Numbers are contracted in Grade 3 Braille. All 63 possible braille characters are employed to stand for a number, so any number up to 63 can be written in one cell. The normal number sign, # dots 3456, is used followed by the braille symbol standing for that number. The progression of braille symbols follows thusly:
a b c d e f g h i j
11-20 Add dot 3
k l m n o p q r s t
21-30 Add dots 36
u v x y z & = ( ! )
31-40 Add dot 6
* < % ? : $ ] \ [ w
41-50 Use the Lower Half of the Cell
1 2 3 4 5 6 7 8 9 0
/ + # > ' - @ ^ _ "
. ; ,
NOTE: Numbers higher than 54 and J, standing for 10, become difficult to recognize and should not be used unless they are absolutely clear, like in a numbered list or in page numbering. Clarity is the most important point here.
Groupings of numbers should be made in an easily readable manner. For example, the number 125 should be: #1Z and not #LE.
The comma can be left out of long numbers to save space and reduce confusion with the number 41.
Look on page 52. lk o p7 #+4
For space-saving reasons, dates can be written as numbers rather than words. Separated punctuation is removed. The century can be removed if the meaning remains clear from the context.
May 26, 2014 #e&n
September 13th, 1966 #lmsff
Times are brailled in Grade 3 without separating colons. Double zeros are omitted.

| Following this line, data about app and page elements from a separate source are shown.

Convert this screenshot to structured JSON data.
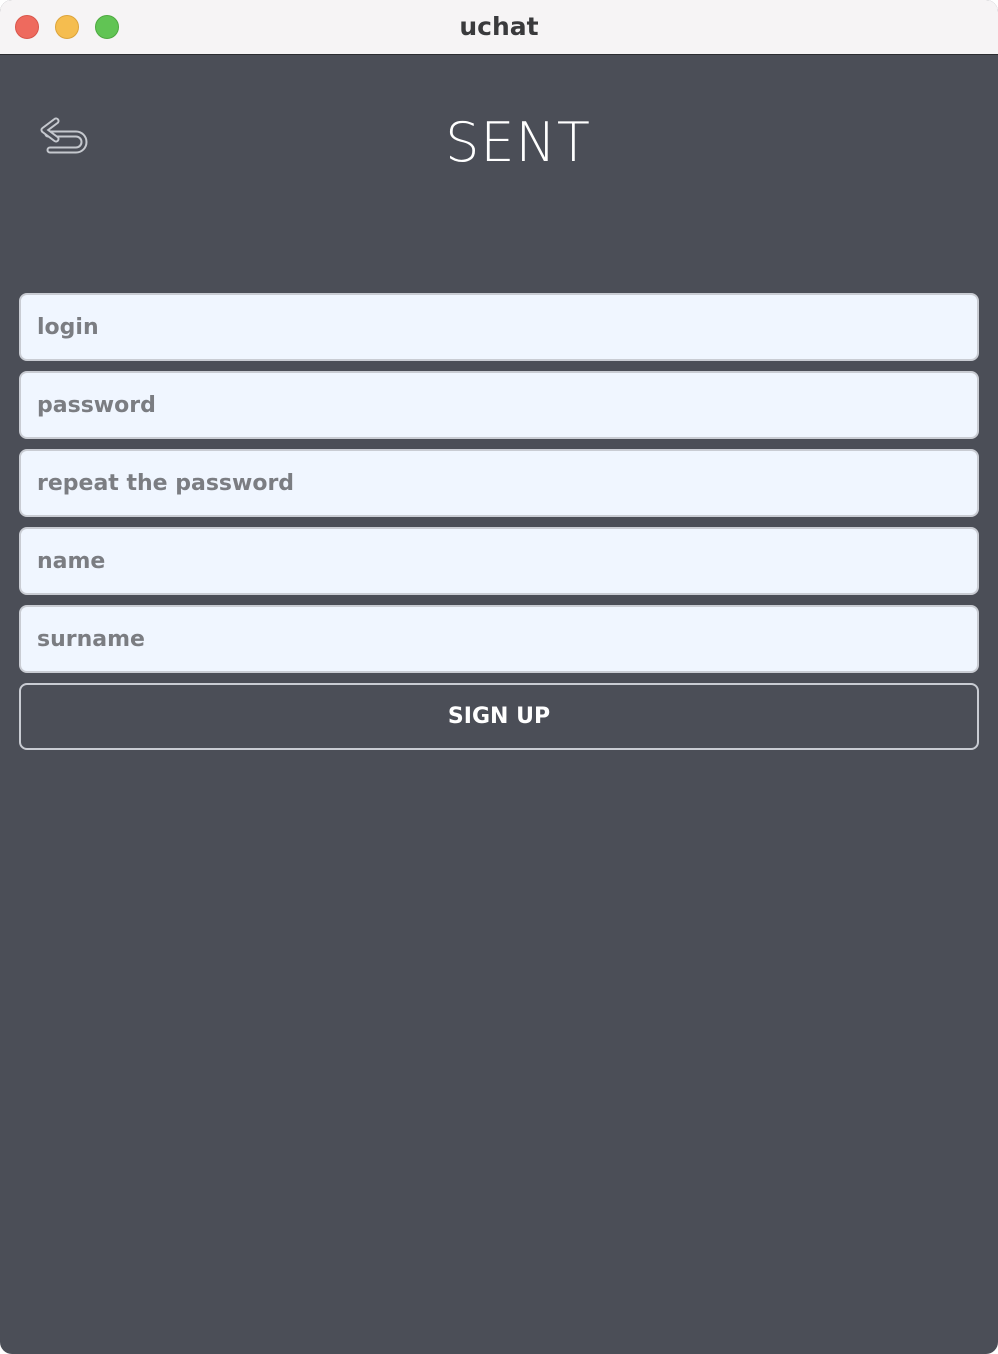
{
  "window": {
    "title": "uchat"
  },
  "header": {
    "back_icon": "undo-arrow-icon",
    "title": "SENT"
  },
  "form": {
    "login_placeholder": "login",
    "password_placeholder": "password",
    "repeat_password_placeholder": "repeat the password",
    "name_placeholder": "name",
    "surname_placeholder": "surname",
    "signup_label": "SIGN UP"
  },
  "colors": {
    "background": "#4b4e57",
    "field_background": "#f0f6ff",
    "border": "#c9ccd3",
    "text": "#ffffff"
  }
}
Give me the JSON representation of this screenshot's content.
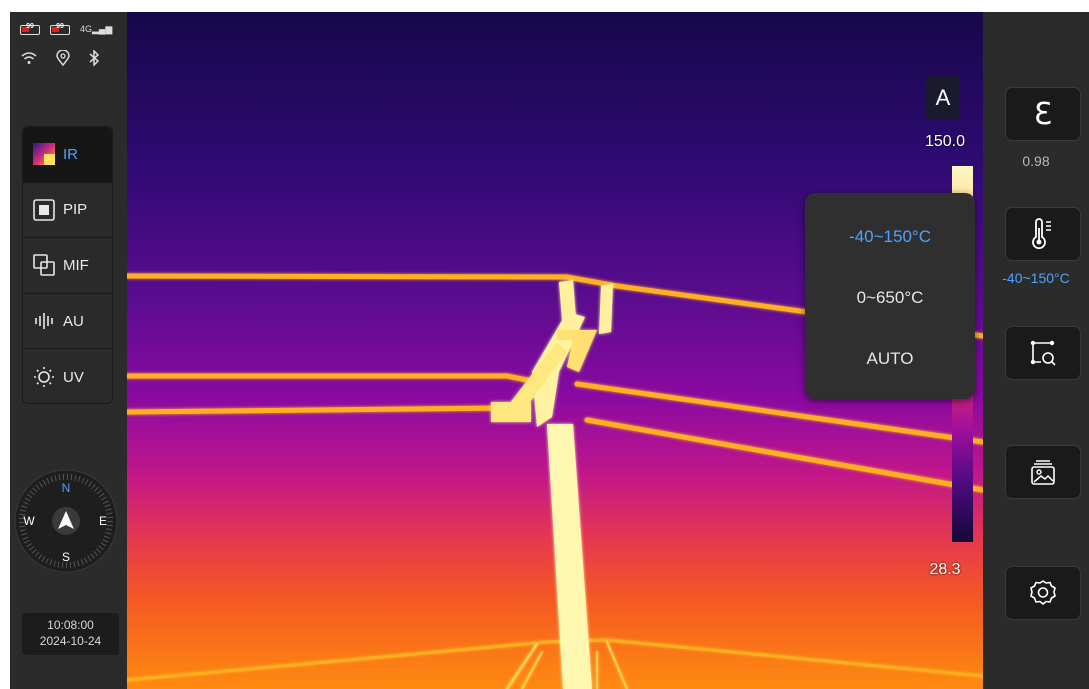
{
  "status": {
    "battery1": "99",
    "battery2": "99",
    "network": "4G"
  },
  "modes": [
    {
      "label": "IR",
      "icon": "ir-gradient-icon",
      "active": true
    },
    {
      "label": "PIP",
      "icon": "pip-icon",
      "active": false
    },
    {
      "label": "MIF",
      "icon": "mif-icon",
      "active": false
    },
    {
      "label": "AU",
      "icon": "audio-wave-icon",
      "active": false
    },
    {
      "label": "UV",
      "icon": "sun-icon",
      "active": false
    }
  ],
  "compass": {
    "n": "N",
    "e": "E",
    "s": "S",
    "w": "W"
  },
  "datetime": {
    "time": "10:08:00",
    "date": "2024-10-24"
  },
  "scale": {
    "mode": "A",
    "max": "150.0",
    "min": "28.3"
  },
  "range_menu": {
    "options": [
      "-40~150°C",
      "0~650°C",
      "AUTO"
    ],
    "selected": "-40~150°C"
  },
  "right_panel": {
    "emissivity_symbol": "Ɛ",
    "emissivity_value": "0.98",
    "range_value": "-40~150°C"
  },
  "colors": {
    "accent": "#4ea2ff",
    "panel": "#2b2b2b"
  }
}
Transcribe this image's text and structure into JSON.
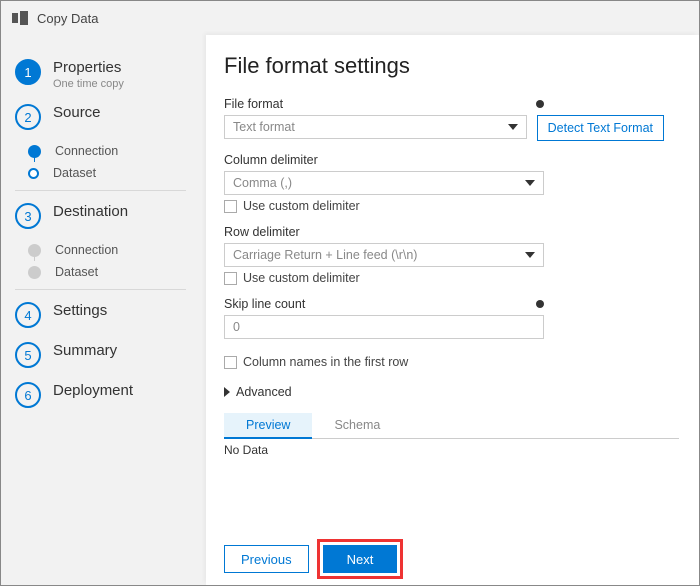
{
  "app": {
    "title": "Copy Data"
  },
  "sidebar": {
    "steps": [
      {
        "num": "1",
        "label": "Properties",
        "sub": "One time copy"
      },
      {
        "num": "2",
        "label": "Source",
        "children": [
          {
            "label": "Connection"
          },
          {
            "label": "Dataset"
          }
        ]
      },
      {
        "num": "3",
        "label": "Destination",
        "children": [
          {
            "label": "Connection"
          },
          {
            "label": "Dataset"
          }
        ]
      },
      {
        "num": "4",
        "label": "Settings"
      },
      {
        "num": "5",
        "label": "Summary"
      },
      {
        "num": "6",
        "label": "Deployment"
      }
    ]
  },
  "main": {
    "title": "File format settings",
    "fileFormat": {
      "label": "File format",
      "value": "Text format"
    },
    "detectButton": "Detect Text Format",
    "columnDelimiter": {
      "label": "Column delimiter",
      "value": "Comma (,)",
      "customLabel": "Use custom delimiter"
    },
    "rowDelimiter": {
      "label": "Row delimiter",
      "value": "Carriage Return + Line feed (\\r\\n)",
      "customLabel": "Use custom delimiter"
    },
    "skipLine": {
      "label": "Skip line count",
      "value": "0"
    },
    "firstRow": {
      "label": "Column names in the first row"
    },
    "advanced": "Advanced",
    "tabs": {
      "preview": "Preview",
      "schema": "Schema"
    },
    "noData": "No Data",
    "prev": "Previous",
    "next": "Next"
  }
}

12:35 p.m. #l: p'm'
7:30 a.m. #g) a'm'
8:00 sharp #h %>p
Fractions with a 1 or 3 as the numerator can be brailled in one cell by using dot 1 and 4 and adding the denominator to the bottom portion of the cell. For clarity, the denominator is placed as far from the numerator as possible. A single -, dots 36, is inserted after the number sign to indicate that a fraction is present. Fractions with other numerators are written with the numerator in the top part of the cell, followed immediately by the denominator in the bottom portion. Mixed numbers are separated from the fractional parts with a - 36.